[WHAT YOU WILL DO]
For the word "JSON", copy every line of the material that includes it.

[MATERIALS PROVIDED]
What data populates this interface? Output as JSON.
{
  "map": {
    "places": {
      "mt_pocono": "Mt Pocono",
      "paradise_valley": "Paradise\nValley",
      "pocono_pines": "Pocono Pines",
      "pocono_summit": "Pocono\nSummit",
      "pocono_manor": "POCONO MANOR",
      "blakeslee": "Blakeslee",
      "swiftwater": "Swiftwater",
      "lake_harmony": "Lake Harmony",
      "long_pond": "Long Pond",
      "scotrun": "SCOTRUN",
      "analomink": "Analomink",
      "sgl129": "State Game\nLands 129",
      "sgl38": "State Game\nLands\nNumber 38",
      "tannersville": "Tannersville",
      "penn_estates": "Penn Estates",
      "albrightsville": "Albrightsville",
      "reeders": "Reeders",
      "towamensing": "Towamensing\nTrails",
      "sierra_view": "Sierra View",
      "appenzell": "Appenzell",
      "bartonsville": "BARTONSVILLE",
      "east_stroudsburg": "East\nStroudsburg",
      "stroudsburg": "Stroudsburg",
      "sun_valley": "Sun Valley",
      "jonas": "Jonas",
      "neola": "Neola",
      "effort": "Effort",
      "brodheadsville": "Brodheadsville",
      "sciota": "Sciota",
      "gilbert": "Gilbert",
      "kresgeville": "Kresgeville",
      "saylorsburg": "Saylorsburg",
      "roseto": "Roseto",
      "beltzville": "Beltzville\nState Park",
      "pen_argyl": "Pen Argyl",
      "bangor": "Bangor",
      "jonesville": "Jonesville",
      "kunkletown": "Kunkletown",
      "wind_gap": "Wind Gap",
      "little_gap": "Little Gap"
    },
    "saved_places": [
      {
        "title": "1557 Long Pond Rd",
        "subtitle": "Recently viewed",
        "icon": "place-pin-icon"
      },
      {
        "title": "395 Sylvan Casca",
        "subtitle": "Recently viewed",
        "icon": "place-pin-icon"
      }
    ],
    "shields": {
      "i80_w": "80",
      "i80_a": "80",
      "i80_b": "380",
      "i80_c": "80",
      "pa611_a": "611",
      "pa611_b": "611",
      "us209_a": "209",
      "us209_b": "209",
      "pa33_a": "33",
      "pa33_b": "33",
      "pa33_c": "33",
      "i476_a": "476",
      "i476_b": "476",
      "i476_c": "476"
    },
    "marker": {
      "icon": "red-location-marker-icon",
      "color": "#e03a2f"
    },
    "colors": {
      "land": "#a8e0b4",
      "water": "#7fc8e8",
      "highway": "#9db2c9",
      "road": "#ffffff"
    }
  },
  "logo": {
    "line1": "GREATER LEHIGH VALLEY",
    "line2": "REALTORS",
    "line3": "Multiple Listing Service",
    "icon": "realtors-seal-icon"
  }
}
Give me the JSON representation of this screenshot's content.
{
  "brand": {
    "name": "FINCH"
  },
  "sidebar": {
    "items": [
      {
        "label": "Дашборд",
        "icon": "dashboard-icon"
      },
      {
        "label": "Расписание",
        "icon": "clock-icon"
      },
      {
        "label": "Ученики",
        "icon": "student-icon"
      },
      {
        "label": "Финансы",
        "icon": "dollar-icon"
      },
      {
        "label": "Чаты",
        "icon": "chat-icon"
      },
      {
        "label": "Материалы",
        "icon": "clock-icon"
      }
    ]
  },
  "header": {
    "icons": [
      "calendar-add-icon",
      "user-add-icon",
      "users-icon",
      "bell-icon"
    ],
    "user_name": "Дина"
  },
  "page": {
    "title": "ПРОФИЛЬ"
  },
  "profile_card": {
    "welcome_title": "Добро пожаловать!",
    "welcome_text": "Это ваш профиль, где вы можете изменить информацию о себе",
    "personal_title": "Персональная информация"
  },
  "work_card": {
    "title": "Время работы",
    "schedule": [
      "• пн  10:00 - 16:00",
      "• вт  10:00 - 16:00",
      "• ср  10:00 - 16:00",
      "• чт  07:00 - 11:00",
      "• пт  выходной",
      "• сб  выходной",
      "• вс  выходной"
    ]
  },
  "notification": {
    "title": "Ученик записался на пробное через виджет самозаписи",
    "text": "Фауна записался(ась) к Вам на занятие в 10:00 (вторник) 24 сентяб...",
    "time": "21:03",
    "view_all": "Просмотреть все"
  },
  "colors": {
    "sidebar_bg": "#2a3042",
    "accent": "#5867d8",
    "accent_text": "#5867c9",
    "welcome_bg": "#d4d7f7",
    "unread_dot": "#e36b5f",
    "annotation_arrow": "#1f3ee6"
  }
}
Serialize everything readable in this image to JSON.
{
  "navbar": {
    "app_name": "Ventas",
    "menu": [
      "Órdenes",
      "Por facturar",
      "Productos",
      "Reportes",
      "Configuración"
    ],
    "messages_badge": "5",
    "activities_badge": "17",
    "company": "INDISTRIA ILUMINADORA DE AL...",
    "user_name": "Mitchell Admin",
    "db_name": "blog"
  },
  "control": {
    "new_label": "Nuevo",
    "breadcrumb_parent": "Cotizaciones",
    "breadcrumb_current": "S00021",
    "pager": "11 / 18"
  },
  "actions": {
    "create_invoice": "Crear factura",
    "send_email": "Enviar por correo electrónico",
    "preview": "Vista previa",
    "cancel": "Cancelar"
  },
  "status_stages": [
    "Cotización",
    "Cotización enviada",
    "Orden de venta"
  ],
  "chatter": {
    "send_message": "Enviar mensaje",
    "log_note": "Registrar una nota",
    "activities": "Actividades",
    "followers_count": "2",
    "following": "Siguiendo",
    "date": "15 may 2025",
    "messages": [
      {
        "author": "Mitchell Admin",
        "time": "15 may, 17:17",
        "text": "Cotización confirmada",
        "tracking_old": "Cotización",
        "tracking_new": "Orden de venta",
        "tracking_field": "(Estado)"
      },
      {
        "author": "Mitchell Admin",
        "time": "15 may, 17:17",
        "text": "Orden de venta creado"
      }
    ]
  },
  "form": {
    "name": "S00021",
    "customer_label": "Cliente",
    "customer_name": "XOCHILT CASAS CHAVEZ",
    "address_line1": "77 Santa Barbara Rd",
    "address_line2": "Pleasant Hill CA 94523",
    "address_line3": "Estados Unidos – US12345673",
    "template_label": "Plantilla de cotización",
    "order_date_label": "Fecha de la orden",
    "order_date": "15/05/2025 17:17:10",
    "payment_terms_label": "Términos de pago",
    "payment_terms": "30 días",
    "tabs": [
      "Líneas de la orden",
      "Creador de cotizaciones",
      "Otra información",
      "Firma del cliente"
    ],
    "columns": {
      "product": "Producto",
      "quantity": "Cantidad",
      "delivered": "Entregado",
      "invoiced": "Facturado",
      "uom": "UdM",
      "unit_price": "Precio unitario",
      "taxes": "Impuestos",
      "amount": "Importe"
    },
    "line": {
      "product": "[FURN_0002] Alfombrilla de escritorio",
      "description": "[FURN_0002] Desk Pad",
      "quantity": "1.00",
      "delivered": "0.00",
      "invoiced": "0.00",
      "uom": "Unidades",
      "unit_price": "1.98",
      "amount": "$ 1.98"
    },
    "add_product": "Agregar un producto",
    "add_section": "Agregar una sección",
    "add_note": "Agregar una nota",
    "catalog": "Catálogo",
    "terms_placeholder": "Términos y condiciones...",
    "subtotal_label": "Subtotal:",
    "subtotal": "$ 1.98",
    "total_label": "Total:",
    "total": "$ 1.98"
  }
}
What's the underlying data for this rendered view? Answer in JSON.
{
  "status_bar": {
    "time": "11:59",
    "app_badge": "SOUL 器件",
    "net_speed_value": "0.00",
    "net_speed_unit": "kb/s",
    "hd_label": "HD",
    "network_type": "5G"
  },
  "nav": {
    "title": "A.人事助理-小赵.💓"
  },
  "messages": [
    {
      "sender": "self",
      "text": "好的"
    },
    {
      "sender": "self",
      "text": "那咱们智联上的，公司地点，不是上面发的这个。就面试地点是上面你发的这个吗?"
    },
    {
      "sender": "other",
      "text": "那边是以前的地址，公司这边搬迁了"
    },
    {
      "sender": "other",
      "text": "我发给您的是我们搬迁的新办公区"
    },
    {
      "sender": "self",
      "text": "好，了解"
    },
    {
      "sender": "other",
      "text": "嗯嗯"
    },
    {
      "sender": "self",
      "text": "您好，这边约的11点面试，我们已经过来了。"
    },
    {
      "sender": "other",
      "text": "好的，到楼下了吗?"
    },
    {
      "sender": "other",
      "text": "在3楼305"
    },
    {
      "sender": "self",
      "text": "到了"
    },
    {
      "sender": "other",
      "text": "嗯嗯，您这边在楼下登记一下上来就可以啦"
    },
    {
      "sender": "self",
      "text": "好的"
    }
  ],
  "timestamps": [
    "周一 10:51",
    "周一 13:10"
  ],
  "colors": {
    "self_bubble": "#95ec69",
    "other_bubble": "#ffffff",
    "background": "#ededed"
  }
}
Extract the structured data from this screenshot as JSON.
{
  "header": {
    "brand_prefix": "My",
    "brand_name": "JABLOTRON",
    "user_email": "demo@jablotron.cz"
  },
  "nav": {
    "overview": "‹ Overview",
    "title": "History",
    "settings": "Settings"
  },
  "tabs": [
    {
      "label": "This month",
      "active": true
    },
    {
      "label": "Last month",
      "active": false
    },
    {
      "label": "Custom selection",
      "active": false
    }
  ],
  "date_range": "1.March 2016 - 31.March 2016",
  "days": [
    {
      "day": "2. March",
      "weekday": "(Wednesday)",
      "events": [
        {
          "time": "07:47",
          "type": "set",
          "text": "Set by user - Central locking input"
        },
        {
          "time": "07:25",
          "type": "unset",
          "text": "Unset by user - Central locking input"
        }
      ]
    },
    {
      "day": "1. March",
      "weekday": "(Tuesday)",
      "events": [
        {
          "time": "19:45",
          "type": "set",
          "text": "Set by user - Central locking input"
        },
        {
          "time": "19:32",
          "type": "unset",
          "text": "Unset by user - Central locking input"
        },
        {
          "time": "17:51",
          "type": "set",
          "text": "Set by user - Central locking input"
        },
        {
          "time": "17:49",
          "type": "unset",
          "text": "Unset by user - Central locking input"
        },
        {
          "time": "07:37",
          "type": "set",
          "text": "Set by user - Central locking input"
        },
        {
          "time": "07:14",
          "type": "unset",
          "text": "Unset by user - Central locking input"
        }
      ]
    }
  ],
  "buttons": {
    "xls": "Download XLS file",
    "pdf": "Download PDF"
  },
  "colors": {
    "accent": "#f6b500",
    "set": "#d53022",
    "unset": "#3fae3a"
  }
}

[ANSWER FOR THE TASK]
What data populates this interface? Output as JSON.
Give me the JSON representation of this screenshot's content.
Serialize everything readable in this image to JSON.
What's the underlying data for this rendered view? Answer in JSON.
Extract the structured data from this screenshot as JSON.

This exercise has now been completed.